→ Directions
Search the records for the word "lecture" and report each line that has it.
(Task inputs)
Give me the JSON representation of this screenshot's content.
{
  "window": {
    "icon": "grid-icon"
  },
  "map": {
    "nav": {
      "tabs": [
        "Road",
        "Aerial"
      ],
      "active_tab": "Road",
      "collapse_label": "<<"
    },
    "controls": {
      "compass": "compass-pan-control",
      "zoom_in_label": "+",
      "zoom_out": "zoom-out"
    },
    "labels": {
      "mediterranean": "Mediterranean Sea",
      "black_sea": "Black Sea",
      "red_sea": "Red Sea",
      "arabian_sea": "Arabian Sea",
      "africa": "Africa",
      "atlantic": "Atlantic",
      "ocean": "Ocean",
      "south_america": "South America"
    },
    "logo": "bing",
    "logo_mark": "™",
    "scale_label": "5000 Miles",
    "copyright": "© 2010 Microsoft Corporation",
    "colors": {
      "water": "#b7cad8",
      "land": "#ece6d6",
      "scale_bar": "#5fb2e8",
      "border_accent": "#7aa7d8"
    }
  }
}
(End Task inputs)
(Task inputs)
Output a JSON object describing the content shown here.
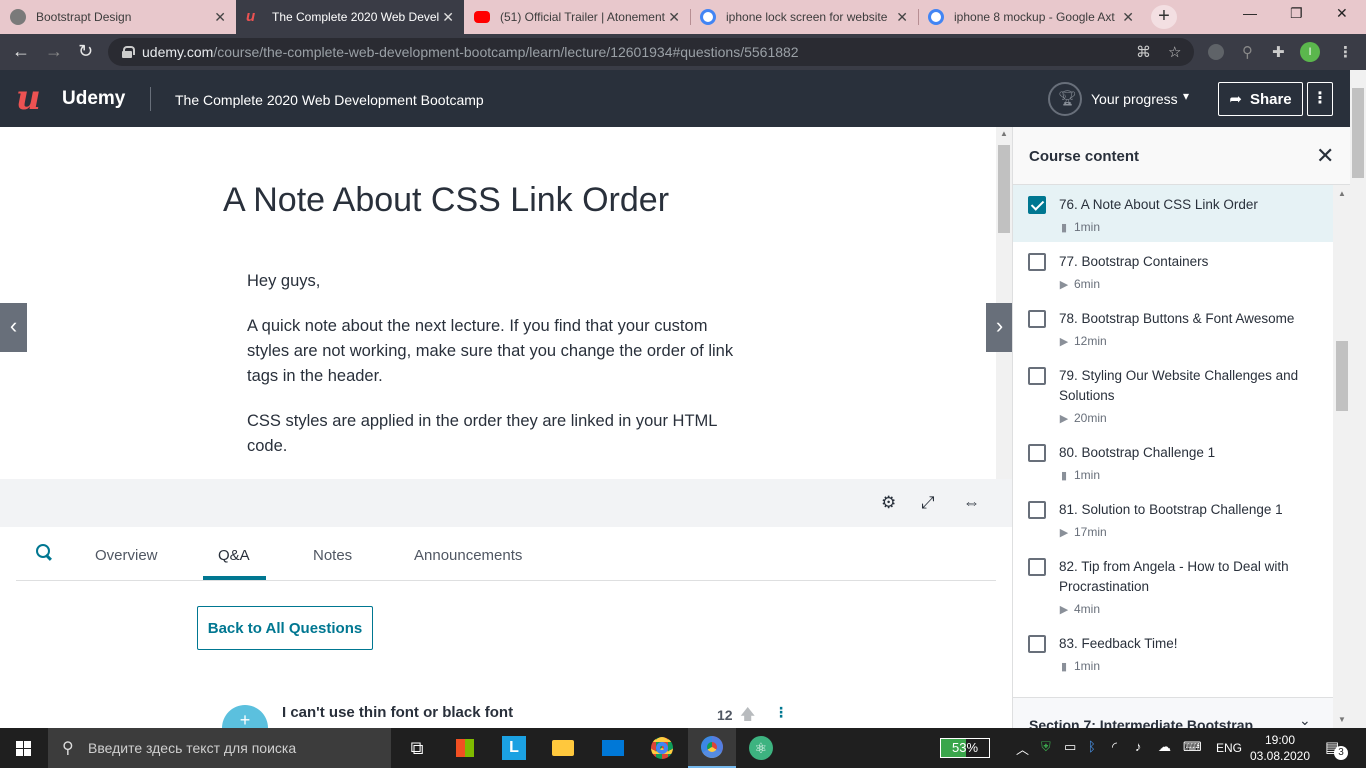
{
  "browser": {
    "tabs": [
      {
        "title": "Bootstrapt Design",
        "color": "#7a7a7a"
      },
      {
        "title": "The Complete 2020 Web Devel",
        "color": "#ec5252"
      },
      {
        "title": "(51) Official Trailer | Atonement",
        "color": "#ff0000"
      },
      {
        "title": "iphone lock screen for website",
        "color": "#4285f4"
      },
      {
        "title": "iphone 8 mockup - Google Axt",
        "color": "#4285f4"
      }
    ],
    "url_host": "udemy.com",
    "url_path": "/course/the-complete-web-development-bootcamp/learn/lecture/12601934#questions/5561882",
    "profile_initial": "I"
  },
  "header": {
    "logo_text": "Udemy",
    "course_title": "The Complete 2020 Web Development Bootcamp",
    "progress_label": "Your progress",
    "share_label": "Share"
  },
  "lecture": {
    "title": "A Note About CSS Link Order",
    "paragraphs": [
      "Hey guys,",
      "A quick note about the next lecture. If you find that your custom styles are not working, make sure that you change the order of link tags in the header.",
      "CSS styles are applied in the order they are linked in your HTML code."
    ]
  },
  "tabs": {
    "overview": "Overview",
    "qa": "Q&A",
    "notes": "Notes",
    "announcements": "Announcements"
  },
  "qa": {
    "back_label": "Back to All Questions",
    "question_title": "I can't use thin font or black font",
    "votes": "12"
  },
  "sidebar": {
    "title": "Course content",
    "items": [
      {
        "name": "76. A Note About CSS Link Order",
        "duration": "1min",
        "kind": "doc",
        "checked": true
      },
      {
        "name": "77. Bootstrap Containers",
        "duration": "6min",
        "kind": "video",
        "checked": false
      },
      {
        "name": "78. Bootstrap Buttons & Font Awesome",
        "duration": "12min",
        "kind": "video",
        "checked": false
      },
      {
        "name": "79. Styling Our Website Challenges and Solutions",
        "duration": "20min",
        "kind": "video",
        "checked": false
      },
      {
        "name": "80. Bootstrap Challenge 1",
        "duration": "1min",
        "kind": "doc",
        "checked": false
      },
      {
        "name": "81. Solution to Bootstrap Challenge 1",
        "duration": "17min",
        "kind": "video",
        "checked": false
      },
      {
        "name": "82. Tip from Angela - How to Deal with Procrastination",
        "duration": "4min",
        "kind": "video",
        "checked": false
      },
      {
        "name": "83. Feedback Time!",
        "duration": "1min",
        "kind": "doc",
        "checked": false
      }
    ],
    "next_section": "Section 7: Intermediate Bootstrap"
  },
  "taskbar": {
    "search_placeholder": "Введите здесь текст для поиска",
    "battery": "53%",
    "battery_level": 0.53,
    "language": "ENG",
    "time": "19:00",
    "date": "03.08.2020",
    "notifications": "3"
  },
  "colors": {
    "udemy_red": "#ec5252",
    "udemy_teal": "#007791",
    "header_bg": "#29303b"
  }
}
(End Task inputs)
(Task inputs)
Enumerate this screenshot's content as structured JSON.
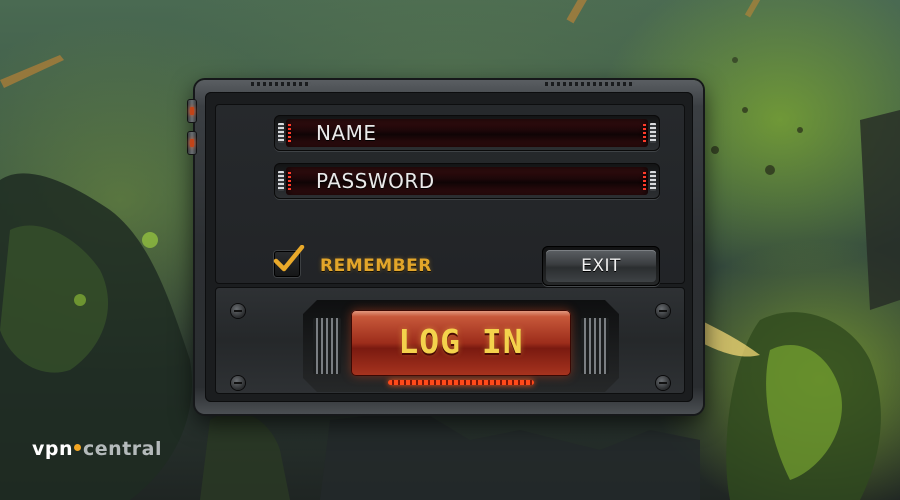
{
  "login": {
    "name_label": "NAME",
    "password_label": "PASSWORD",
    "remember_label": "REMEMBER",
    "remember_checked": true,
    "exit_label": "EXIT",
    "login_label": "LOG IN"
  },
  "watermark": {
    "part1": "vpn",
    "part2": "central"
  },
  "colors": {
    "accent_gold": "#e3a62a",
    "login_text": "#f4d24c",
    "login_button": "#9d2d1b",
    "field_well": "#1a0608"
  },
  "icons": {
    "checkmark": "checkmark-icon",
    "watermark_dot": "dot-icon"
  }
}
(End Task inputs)
→ Completed task
    "url_path": "/course/the-complete-web-development-bootcamp/learn/lecture/12601934#questions/5561882",
  "lecture": {
      "A quick note about the next lecture. If you find that your custom styles are not working, make sure that you change the order of link tags in the header.",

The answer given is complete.